Personal ego was the furthest thing from John Fuller’s mind when he took over as CEO at The Johnny Rockets Group Inc. Instead of talking about what he wanted to do, Fuller set out to build lasting relationships with people in the corporate office and with franchisees and suppliers for the eateries that offer “timeless American food.”

And when he learned that no CEO from the company had ever visited its top suppliers or stepped foot in a particular franchise location, he became even more driven to develop a strategic plan for the future that incorporated everyone’s insights and contributions.

Fuller found that many of his franchisees had set their own path because of the lack of communication from the home office. The result was a company culture that had splintered in many different directions and left the organization without a strong common identity.

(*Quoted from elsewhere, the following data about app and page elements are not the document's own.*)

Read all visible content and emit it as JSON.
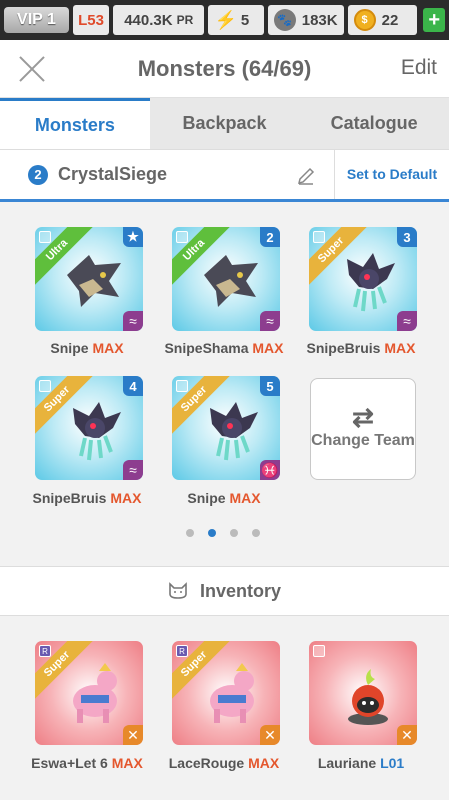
{
  "status": {
    "vip": "VIP 1",
    "level": "L53",
    "power": "440.3K",
    "power_unit": "PR",
    "energy": "5",
    "food": "183K",
    "gold": "22",
    "add": "+"
  },
  "header": {
    "title": "Monsters (64/69)",
    "edit": "Edit"
  },
  "tabs": [
    "Monsters",
    "Backpack",
    "Catalogue"
  ],
  "team": {
    "number": "2",
    "name": "CrystalSiege",
    "set_default": "Set to Default"
  },
  "team_monsters": [
    {
      "name": "Snipe",
      "status": "MAX",
      "rank": "Ultra",
      "slot": "★",
      "element": "≈"
    },
    {
      "name": "SnipeShama",
      "status": "MAX",
      "rank": "Ultra",
      "slot": "2",
      "element": "≈"
    },
    {
      "name": "SnipeBruis",
      "status": "MAX",
      "rank": "Super",
      "slot": "3",
      "element": "≈"
    },
    {
      "name": "SnipeBruis",
      "status": "MAX",
      "rank": "Super",
      "slot": "4",
      "element": "≈"
    },
    {
      "name": "Snipe",
      "status": "MAX",
      "rank": "Super",
      "slot": "5",
      "element": "♓"
    }
  ],
  "change_team": "Change Team",
  "pages": {
    "count": 4,
    "current": 2
  },
  "inventory": {
    "title": "Inventory",
    "monsters": [
      {
        "name": "Eswa+Let 6",
        "status": "MAX",
        "rank": "Super",
        "element": "✕"
      },
      {
        "name": "LaceRouge",
        "status": "MAX",
        "rank": "Super",
        "element": "✕"
      },
      {
        "name": "Lauriane",
        "status": "L01",
        "rank": "",
        "element": "✕"
      }
    ]
  }
}
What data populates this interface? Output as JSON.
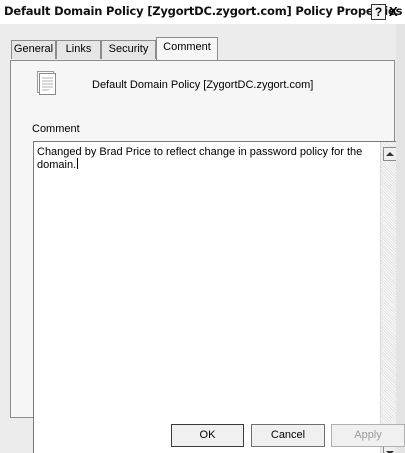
{
  "window": {
    "title": "Default Domain Policy [ZygortDC.zygort.com] Policy Properties",
    "help_label": "?",
    "close_label": "X"
  },
  "tabs": [
    {
      "label": "General",
      "active": false
    },
    {
      "label": "Links",
      "active": false
    },
    {
      "label": "Security",
      "active": false
    },
    {
      "label": "Comment",
      "active": true
    }
  ],
  "panel": {
    "icon": "document-icon",
    "policy_name": "Default Domain Policy [ZygortDC.zygort.com]",
    "comment_label": "Comment",
    "comment_text": "Changed by Brad Price to reflect change in password policy for the domain."
  },
  "buttons": {
    "ok": "OK",
    "cancel": "Cancel",
    "apply": "Apply"
  }
}
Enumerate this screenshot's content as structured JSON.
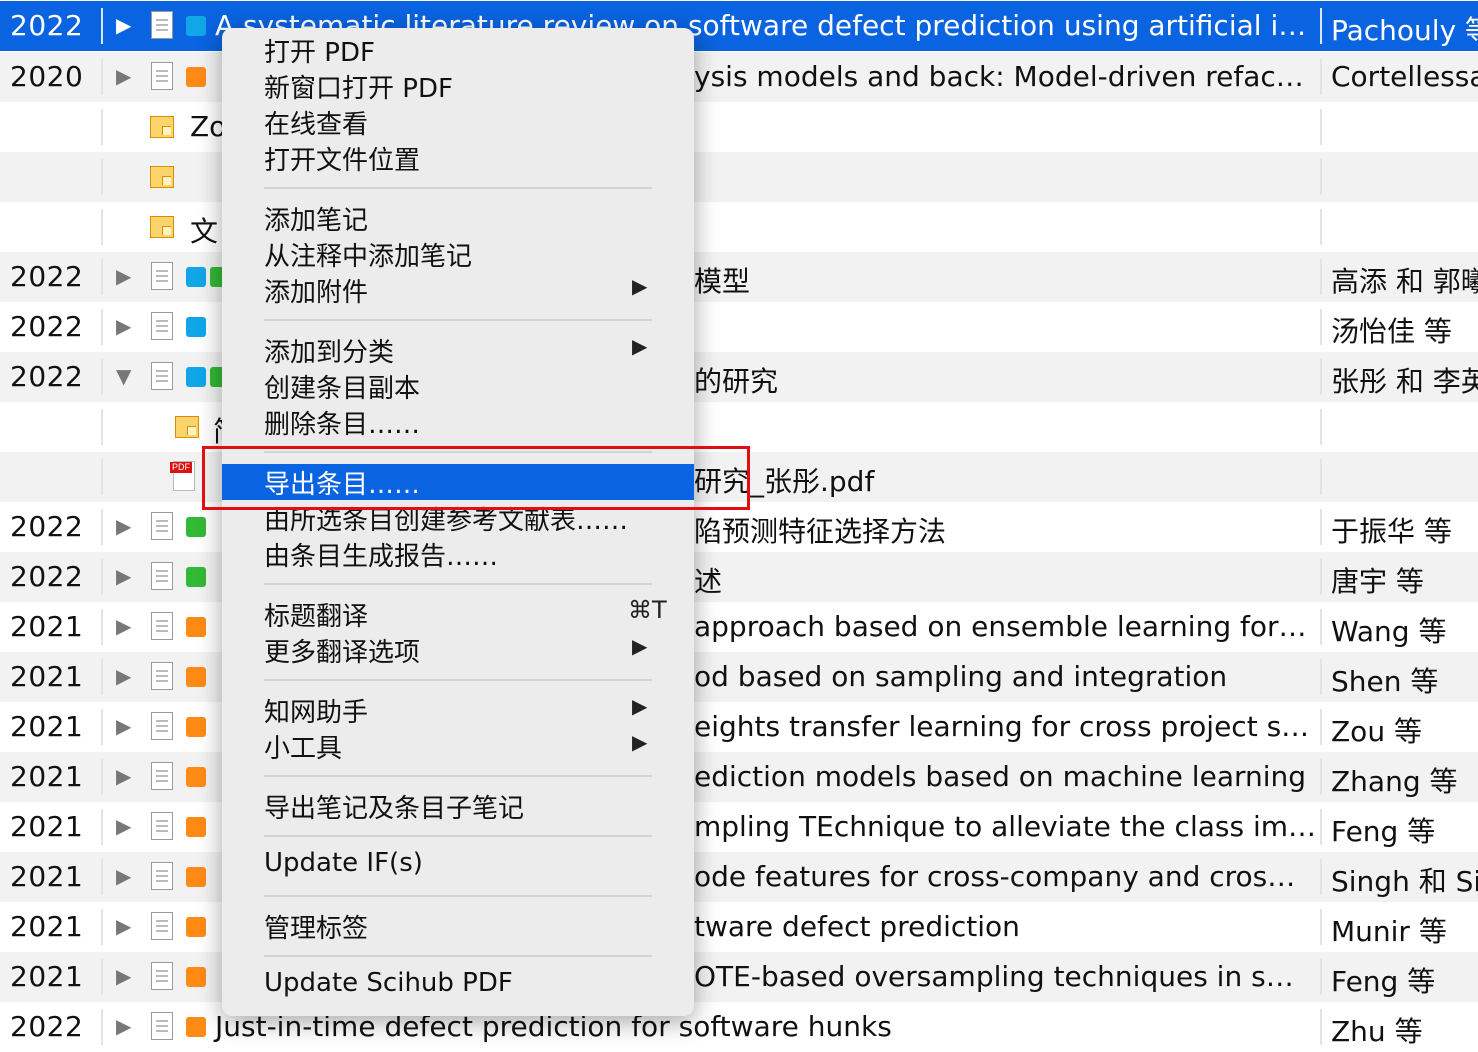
{
  "colors": {
    "selected_row": "#0a63e0",
    "tag_blue": "#10a6e8",
    "tag_orange": "#ff8a14",
    "tag_green": "#32b935",
    "highlight_box": "#e01010"
  },
  "rows": [
    {
      "year": "2022",
      "vis_text": "A systematic literature review on software defect prediction using artificial i…",
      "creator": "Pachouly 等"
    },
    {
      "year": "2020",
      "vis_text": "ysis models and back: Model-driven refac…",
      "creator": "Cortellessa"
    },
    {
      "year": "",
      "vis_text": "Zo",
      "creator": ""
    },
    {
      "year": "",
      "vis_text": "",
      "creator": ""
    },
    {
      "year": "",
      "vis_text": "文",
      "creator": ""
    },
    {
      "year": "2022",
      "vis_text": "模型",
      "creator": "高添 和 郭曦"
    },
    {
      "year": "2022",
      "vis_text": "",
      "creator": "汤怡佳 等"
    },
    {
      "year": "2022",
      "vis_text": "的研究",
      "creator": "张彤 和 李英"
    },
    {
      "year": "",
      "vis_text": "简",
      "creator": ""
    },
    {
      "year": "",
      "vis_text": "研究_张彤.pdf",
      "creator": ""
    },
    {
      "year": "2022",
      "vis_text": "陷预测特征选择方法",
      "creator": "于振华 等"
    },
    {
      "year": "2022",
      "vis_text": "述",
      "creator": "唐宇 等"
    },
    {
      "year": "2021",
      "vis_text": "approach based on ensemble learning for…",
      "creator": "Wang 等"
    },
    {
      "year": "2021",
      "vis_text": "od based on sampling and integration",
      "creator": "Shen 等"
    },
    {
      "year": "2021",
      "vis_text": "eights transfer learning for cross project s…",
      "creator": "Zou 等"
    },
    {
      "year": "2021",
      "vis_text": "ediction models based on machine learning",
      "creator": "Zhang 等"
    },
    {
      "year": "2021",
      "vis_text": "mpling TEchnique to alleviate the class im…",
      "creator": "Feng 等"
    },
    {
      "year": "2021",
      "vis_text": "ode features for cross-company and cros…",
      "creator": "Singh 和 Si"
    },
    {
      "year": "2021",
      "vis_text": "tware defect prediction",
      "creator": "Munir 等"
    },
    {
      "year": "2021",
      "vis_text": "OTE-based oversampling techniques in s…",
      "creator": "Feng 等"
    },
    {
      "year": "2022",
      "vis_text": "Just-in-time defect prediction for software hunks",
      "creator": "Zhu 等"
    }
  ],
  "menu": {
    "items": [
      "打开 PDF",
      "新窗口打开 PDF",
      "在线查看",
      "打开文件位置",
      "添加笔记",
      "从注释中添加笔记",
      "添加附件",
      "添加到分类",
      "创建条目副本",
      "删除条目……",
      "导出条目……",
      "由所选条目创建参考文献表……",
      "由条目生成报告……",
      "标题翻译",
      "更多翻译选项",
      "知网助手",
      "小工具",
      "导出笔记及条目子笔记",
      "Update IF(s)",
      "管理标签",
      "Update Scihub PDF"
    ],
    "shortcut_translate": "⌘T"
  }
}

Fuller spends about half the year visiting restaurant locations to speak with employees and customers. He takes feedback and uses it to shape the decisions that are made at locations around the world. The effort has brought alignment and a sense of empowerment to employees who feel like they are a bigger part of this iconic organization.

His goal was not to turn every location into a clone of the others. One of his four key business principles is to focus on building leaders who can be difference-makers, rather than caretakers. By building a solid team able to handle the day-to-day operations, leadership can make decisions that can make a long-term difference in the business.

Fuller also believes in the need to see how customers are experiencing the product on a regular basis, which avoids being caught by surprise by a flaw in the service delivery. He advocates making every customer smile at least once during a visit to create joy, as well as understanding when problems do arise.

How to reach: The Johnny Rockets Group Inc.,